Sabine Rau-Oberhuber is cofounder of Turntoo, a Dutch service company focused on achieving a circular economy. Turntoo regards the necessary transformation as taking place on three levels — the design of products and supply chains, the financial and business models involved, and the mental transformation leading to a new way of thinking. With a multidisciplinary team, Turntoo works with companies and public sector bodies that wish to transform to a regenerative model. Rau-Oberhuber is also coauthor of the book Material Matters (Ullstein eBooks, 2018), which dissects and critiques our current linear systems of production, consumption, and waste, proposing a new economic paradigm to radically change the status quo.
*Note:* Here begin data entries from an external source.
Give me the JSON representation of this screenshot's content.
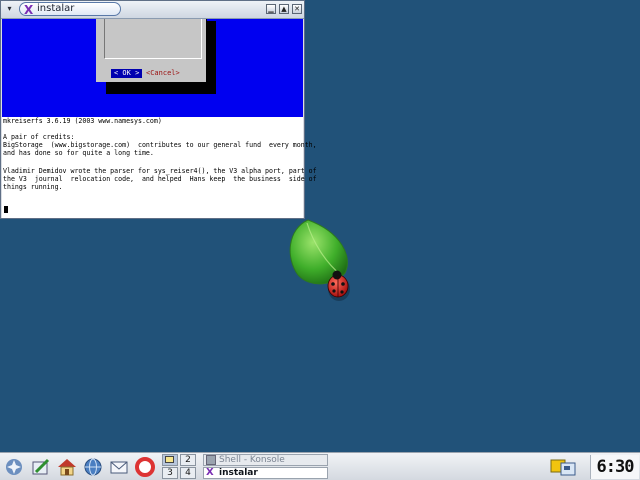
{
  "window": {
    "title": "instalar",
    "menu_glyph": "▾",
    "min_glyph": "▁",
    "max_glyph": "▲",
    "close_glyph": "✕"
  },
  "dialog": {
    "ok_label": "< OK >",
    "cancel_label": "<Cancel>"
  },
  "terminal": {
    "lines": [
      "mkreiserfs 3.6.19 (2003 www.namesys.com)",
      "",
      "A pair of credits:",
      "BigStorage  (www.bigstorage.com)  contributes to our general fund  every month,",
      "and has done so for quite a long time.",
      "",
      "Vladimir Demidov wrote the parser for sys_reiser4(), the V3 alpha port, part of",
      "the V3  journal  relocation code,  and helped  Hans keep  the business  side of",
      "things running."
    ]
  },
  "taskbar": {
    "launchers": [
      "kmenu-icon",
      "control-center-icon",
      "home-icon",
      "network-icon",
      "mail-icon",
      "help-icon"
    ],
    "pager": {
      "desk1": "1",
      "desk2": "2",
      "desk3": "3",
      "desk4": "4"
    },
    "tasks": [
      {
        "label": "Shell - Konsole",
        "active": false
      },
      {
        "label": "instalar",
        "active": true
      }
    ],
    "clock": "6:30"
  },
  "colors": {
    "desktop": "#215279",
    "dialog_blue": "#0000f0"
  }
}
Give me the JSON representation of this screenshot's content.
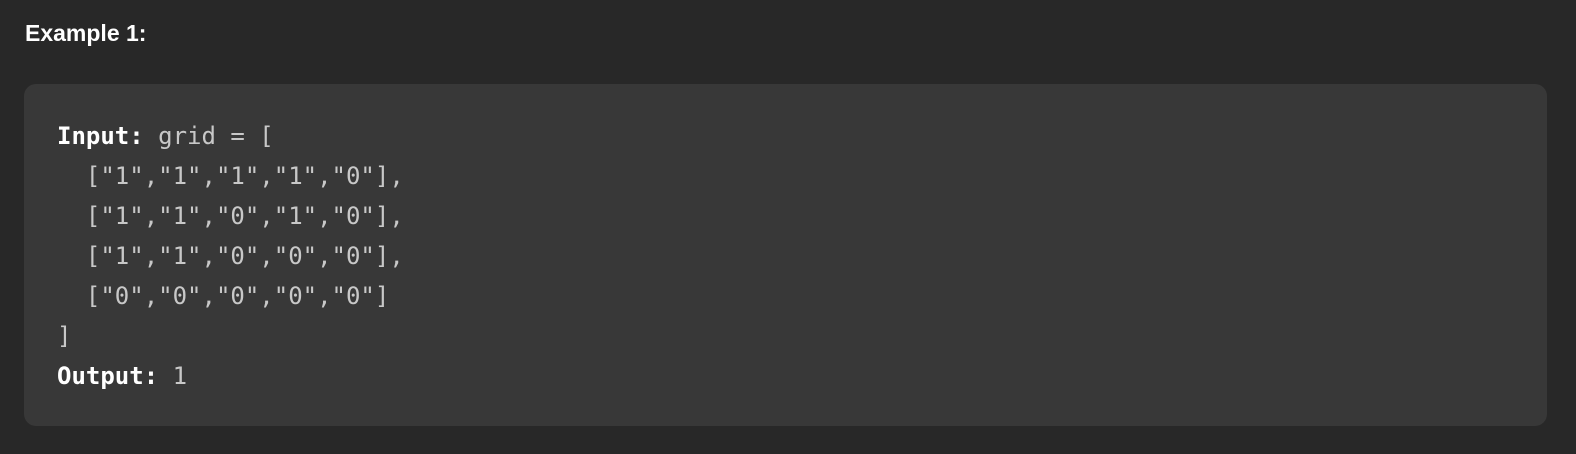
{
  "example": {
    "heading": "Example 1:",
    "input_label": "Input:",
    "input_value_open": " grid = [",
    "grid_rows": [
      "  [\"1\",\"1\",\"1\",\"1\",\"0\"],",
      "  [\"1\",\"1\",\"0\",\"1\",\"0\"],",
      "  [\"1\",\"1\",\"0\",\"0\",\"0\"],",
      "  [\"0\",\"0\",\"0\",\"0\",\"0\"]"
    ],
    "input_value_close": "]",
    "output_label": "Output:",
    "output_value": " 1"
  }
}
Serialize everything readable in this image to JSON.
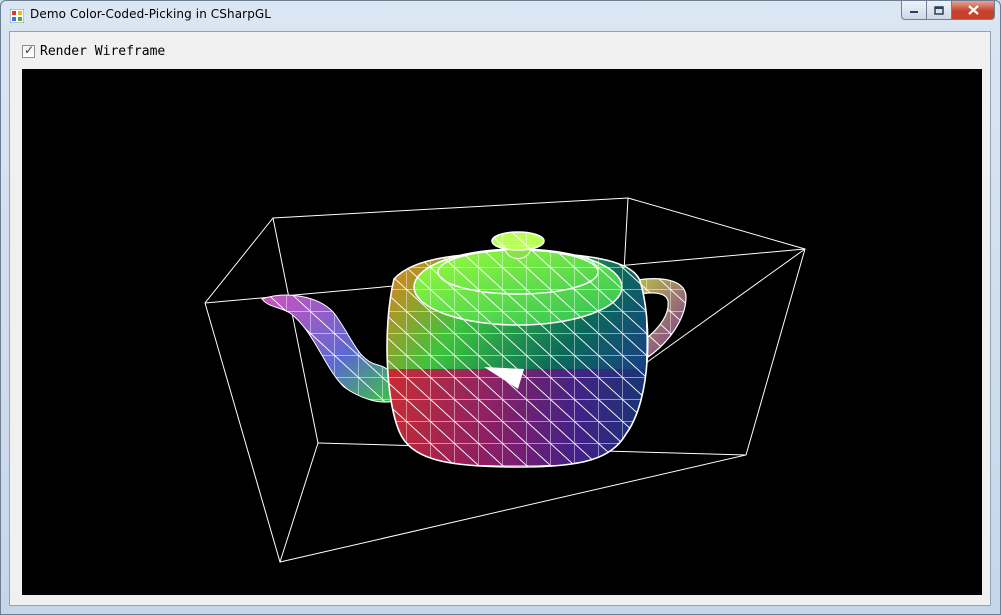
{
  "window": {
    "title": "Demo Color-Coded-Picking in CSharpGL",
    "icon": "app-form-icon",
    "controls": {
      "minimize": "minimize-icon",
      "maximize": "maximize-icon",
      "close": "close-icon"
    }
  },
  "toolbar": {
    "wireframe_checkbox": {
      "label": "Render Wireframe",
      "checked": true
    }
  },
  "viewport": {
    "background": "#000000",
    "model": "teapot",
    "wireframe_color": "#ffffff",
    "bounding_box_color": "#ffffff"
  },
  "colors": {
    "accent_close": "#c7432d",
    "client_bg": "#f0f0f0",
    "frame": "#c6d6e9"
  }
}
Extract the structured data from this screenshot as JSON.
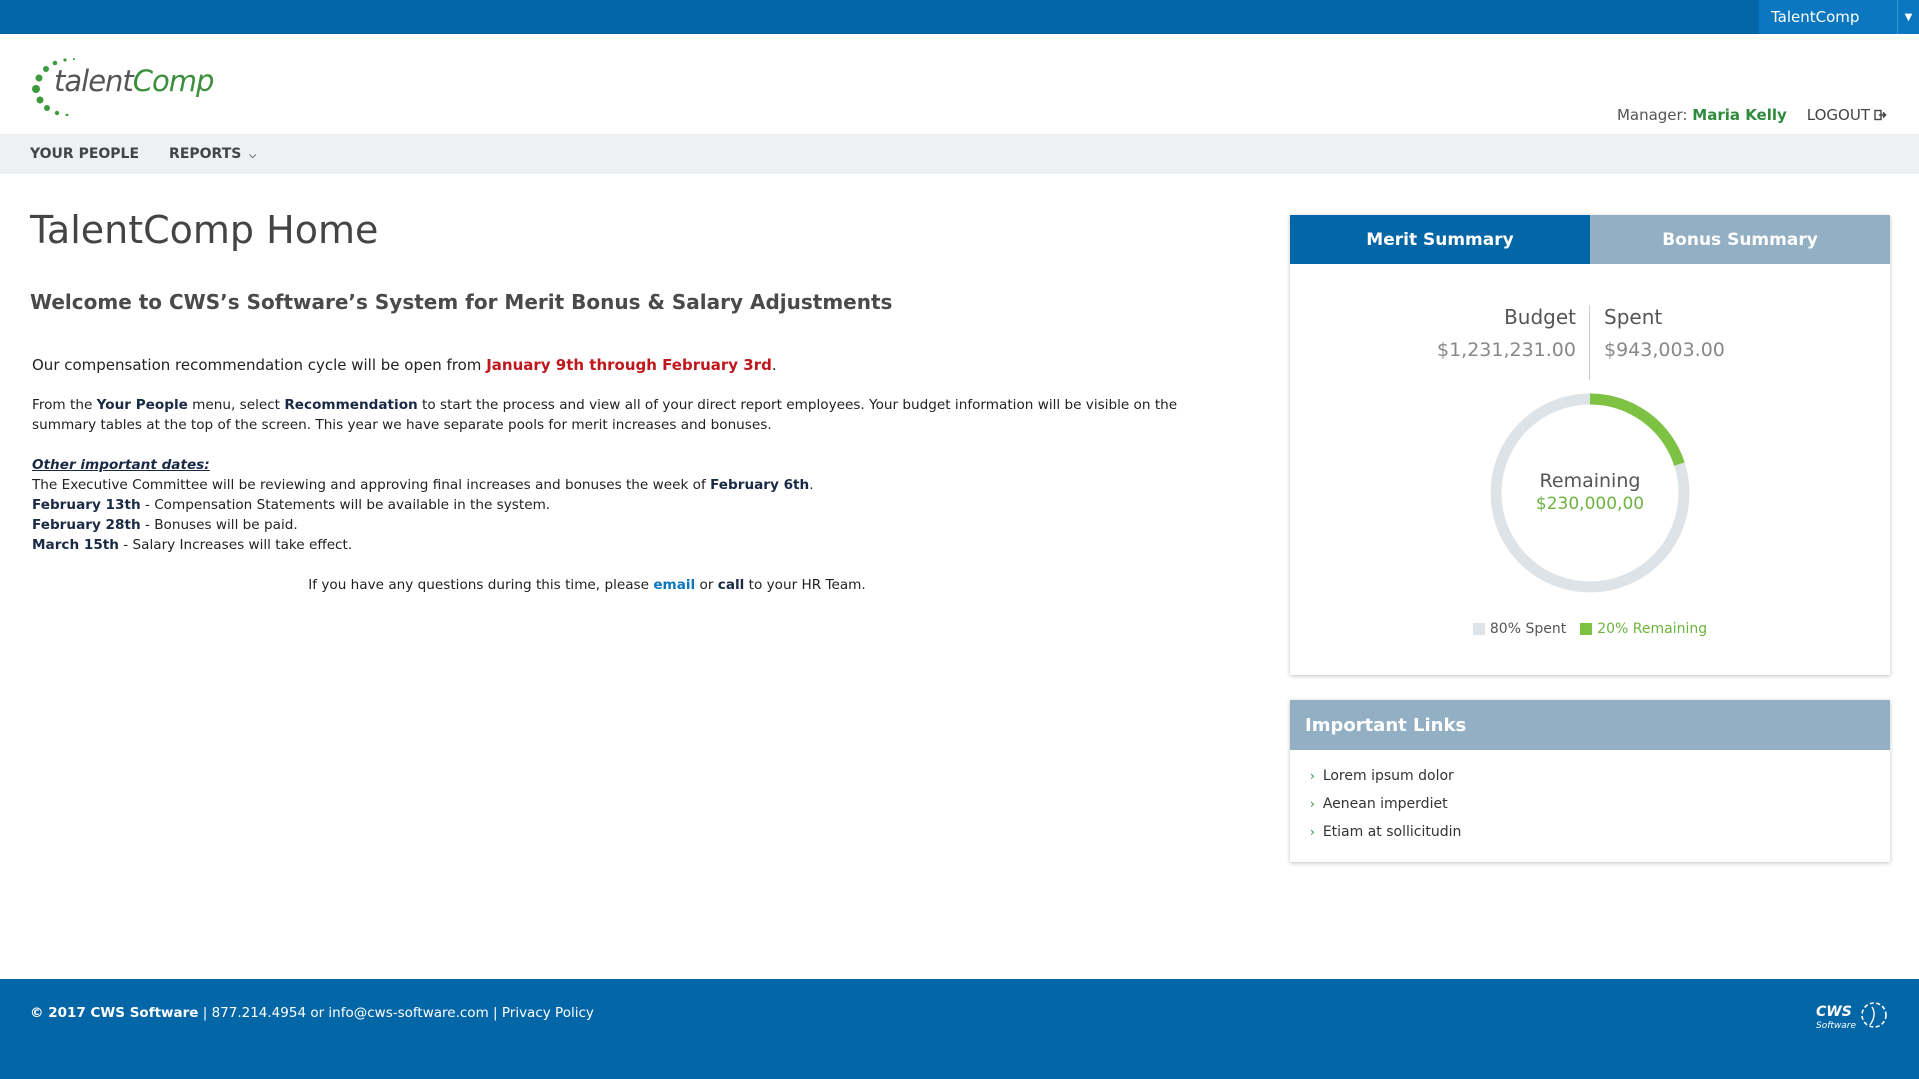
{
  "topbar": {
    "app_name": "TalentComp"
  },
  "header": {
    "logo": {
      "text_part1": "talent",
      "text_part2": "Comp"
    },
    "manager_label": "Manager:",
    "manager_name": "Maria Kelly",
    "logout_label": "LOGOUT"
  },
  "nav": {
    "items": [
      {
        "label": "YOUR PEOPLE"
      },
      {
        "label": "REPORTS"
      }
    ]
  },
  "main": {
    "title": "TalentComp Home",
    "welcome": "Welcome to CWS’s Software’s System for Merit Bonus & Salary Adjustments",
    "cycle_prefix": "Our compensation recommendation cycle will be open from ",
    "cycle_dates": "January 9th through February 3rd",
    "cycle_suffix": ".",
    "instr_1": "From the ",
    "instr_your_people": "Your People",
    "instr_2": " menu, select ",
    "instr_recommendation": "Recommendation",
    "instr_3": " to start the process and view all of your direct report employees.  Your budget information will be visible on the summary tables at the top of the screen.  This year we have separate pools for merit increases and bonuses.",
    "dates_title": "Other important dates:",
    "exec_text": "The Executive Committee will be reviewing and approving final increases and bonuses the week of ",
    "exec_date": "February 6th",
    "exec_suffix": ".",
    "date_1": "February 13th",
    "date_1_text": " - Compensation Statements will be available in the system.",
    "date_2": "February 28th",
    "date_2_text": " - Bonuses will be paid.",
    "date_3": "March 15th",
    "date_3_text": " - Salary Increases will take effect.",
    "q_prefix": "If you have any questions during this time, please ",
    "q_email": "email",
    "q_or": " or ",
    "q_call": "call",
    "q_suffix": " to your HR Team."
  },
  "summary": {
    "tabs": [
      {
        "label": "Merit Summary",
        "active": true
      },
      {
        "label": "Bonus Summary",
        "active": false
      }
    ],
    "budget_label": "Budget",
    "budget_value": "$1,231,231.00",
    "spent_label": "Spent",
    "spent_value": "$943,003.00",
    "remaining_label": "Remaining",
    "remaining_value": "$230,000,00",
    "spent_fraction": 0.8,
    "remaining_fraction": 0.2,
    "legend_spent": "80% Spent",
    "legend_remaining": "20% Remaining",
    "colors": {
      "spent": "#dde3e6",
      "remaining": "#7dc242"
    }
  },
  "links": {
    "title": "Important Links",
    "items": [
      {
        "label": "Lorem ipsum dolor"
      },
      {
        "label": "Aenean imperdiet"
      },
      {
        "label": "Etiam at sollicitudin"
      }
    ]
  },
  "footer": {
    "copyright": "© 2017 CWS Software",
    "sep1": " | ",
    "phone_email": "877.214.4954 or info@cws-software.com",
    "sep2": " | ",
    "privacy": "Privacy Policy",
    "logo_text": "CWS",
    "logo_sub": "Software"
  },
  "colors": {
    "brand_blue": "#0366a7",
    "brand_green": "#2e8b3c",
    "alert_red": "#c0171c",
    "muted_blue": "#93afc4"
  }
}
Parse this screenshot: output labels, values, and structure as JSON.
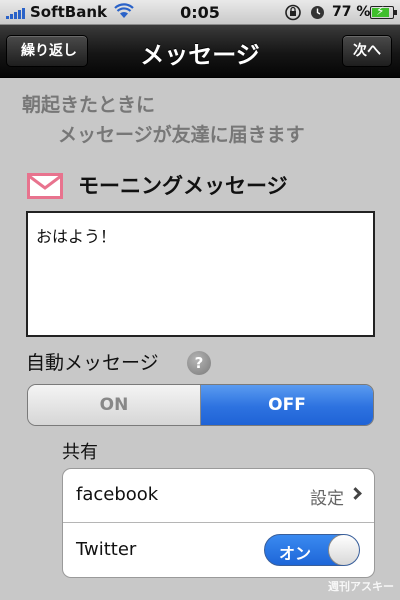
{
  "status_bar": {
    "carrier": "SoftBank",
    "time": "0:05",
    "battery_percent": "77 %",
    "battery_level": 0.77,
    "icons": [
      "signal-icon",
      "wifi-icon",
      "rotation-lock-icon",
      "alarm-icon",
      "battery-charging-icon"
    ]
  },
  "nav": {
    "back_label": "繰り返し",
    "title": "メッセージ",
    "next_label": "次へ"
  },
  "intro": {
    "line1": "朝起きたときに",
    "line2": "メッセージが友達に届きます"
  },
  "morning_message": {
    "icon": "mail-icon",
    "title": "モーニングメッセージ",
    "text": "おはよう！"
  },
  "auto_message": {
    "label": "自動メッセージ",
    "help_glyph": "?",
    "on_label": "ON",
    "off_label": "OFF",
    "selected": "OFF"
  },
  "share": {
    "label": "共有",
    "facebook": {
      "label": "facebook",
      "value": "設定"
    },
    "twitter": {
      "label": "Twitter",
      "toggle_label": "オン",
      "enabled": true
    }
  },
  "watermark": "週刊アスキー",
  "colors": {
    "background": "#c8c8c8",
    "accent_blue": "#2d72e0",
    "mail_icon_pink": "#e8738e"
  }
}
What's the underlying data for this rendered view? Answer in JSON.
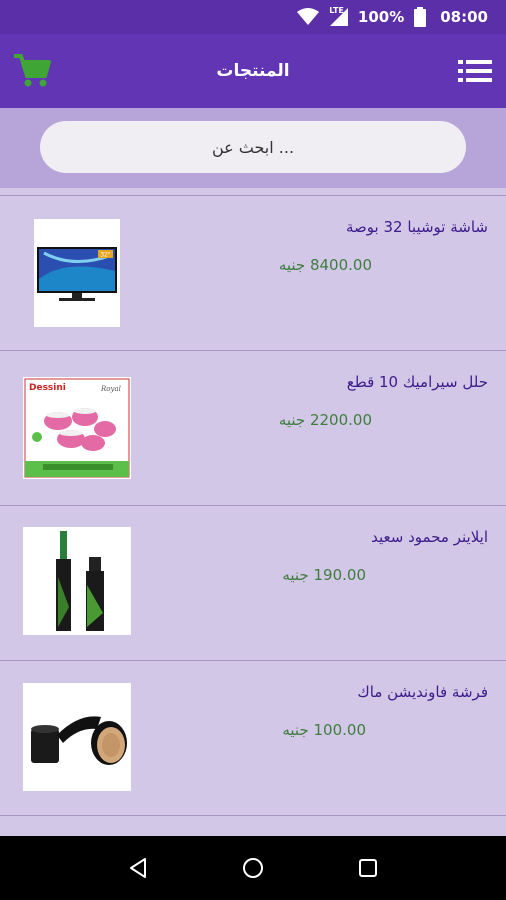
{
  "status_bar": {
    "network": "LTE",
    "battery": "100%",
    "time": "08:00"
  },
  "app_bar": {
    "title": "المنتجات",
    "menu_icon": "menu-list-icon",
    "cart_icon": "shopping-cart-icon"
  },
  "search": {
    "placeholder": "ابحث عن ..."
  },
  "products": [
    {
      "name": "شاشة توشيبا 32 بوصة",
      "price": "8400.00 جنيه",
      "image": "tv-image"
    },
    {
      "name": "حلل سيراميك 10 قطع",
      "price": "2200.00 جنيه",
      "image": "cookware-set-image"
    },
    {
      "name": "ايلاينر محمود سعيد",
      "price": "190.00 جنيه",
      "image": "eyeliner-image"
    },
    {
      "name": "فرشة فاونديشن ماك",
      "price": "100.00 جنيه",
      "image": "foundation-brush-image"
    }
  ],
  "thumb_text": {
    "tv_badge": "32\"",
    "cookware_brand": "Dessini",
    "cookware_script": "Royal"
  },
  "colors": {
    "primary": "#6235b4",
    "status_bar": "#5b2fa8",
    "cart_icon": "#3fa535",
    "name_text": "#3c1c8a",
    "price_text": "#3e7d3e",
    "list_bg": "#d3c7e8"
  }
}
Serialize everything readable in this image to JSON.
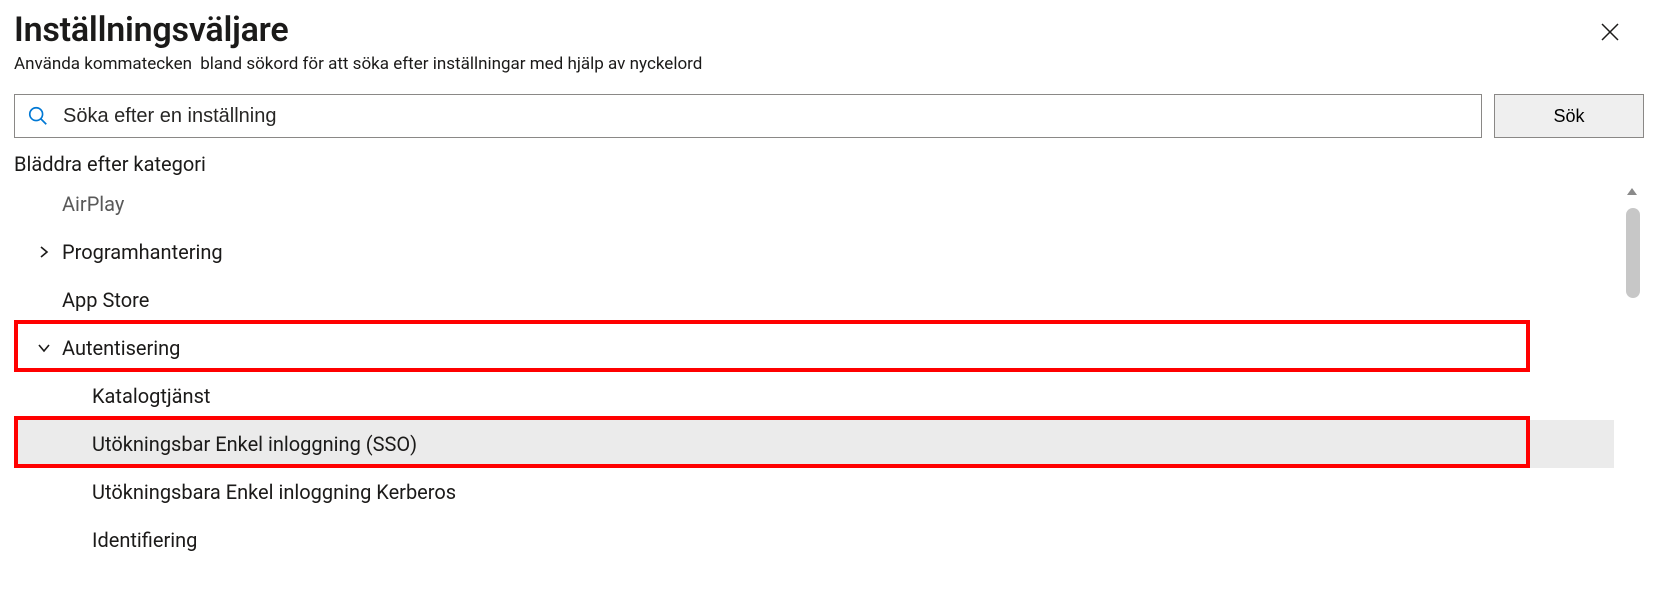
{
  "header": {
    "title": "Inställningsväljare",
    "subtitle_part1": "Använda kommatecken",
    "subtitle_part2": "bland sökord för att söka efter inställningar med hjälp av nyckelord"
  },
  "search": {
    "placeholder": "Söka efter en inställning",
    "button_label": "Sök"
  },
  "browse_label": "Bläddra efter kategori",
  "categories": {
    "airplay": "AirPlay",
    "programhantering": "Programhantering",
    "app_store": "App Store",
    "autentisering": "Autentisering",
    "katalogtjanst": "Katalogtjänst",
    "sso": "Utökningsbar Enkel inloggning (SSO)",
    "sso_kerberos": "Utökningsbara Enkel inloggning   Kerberos",
    "identifiering": "Identifiering"
  },
  "colors": {
    "highlight": "#ff0000",
    "icon_blue": "#0078d4"
  }
}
One of the ideas proposed in the book is that buildings should be given a raw materials "passport" to keep them out of the landfill and instead in a constant cycle of use.

Juliette Spertus

Juliette Spertus is an architect and consultant on waste systems based in New York City. She organized the 2010 exhibition Fast Trash: Roosevelt Island's Pneumatic Tubes and the Future of Cities, which investigates the planned community's system of trash collection. She is also cofounder of ClosedLoops — a planning firm developed with planning and policy researcher Benjamin Miller — to develop innovative waste and freight infrastructure projects. ClosedLoops coauthored New York City's Zero Waste Design Guidelines with architect and project lead Clare Miflin of Think Woven and Christina Grace of Foodprint Group.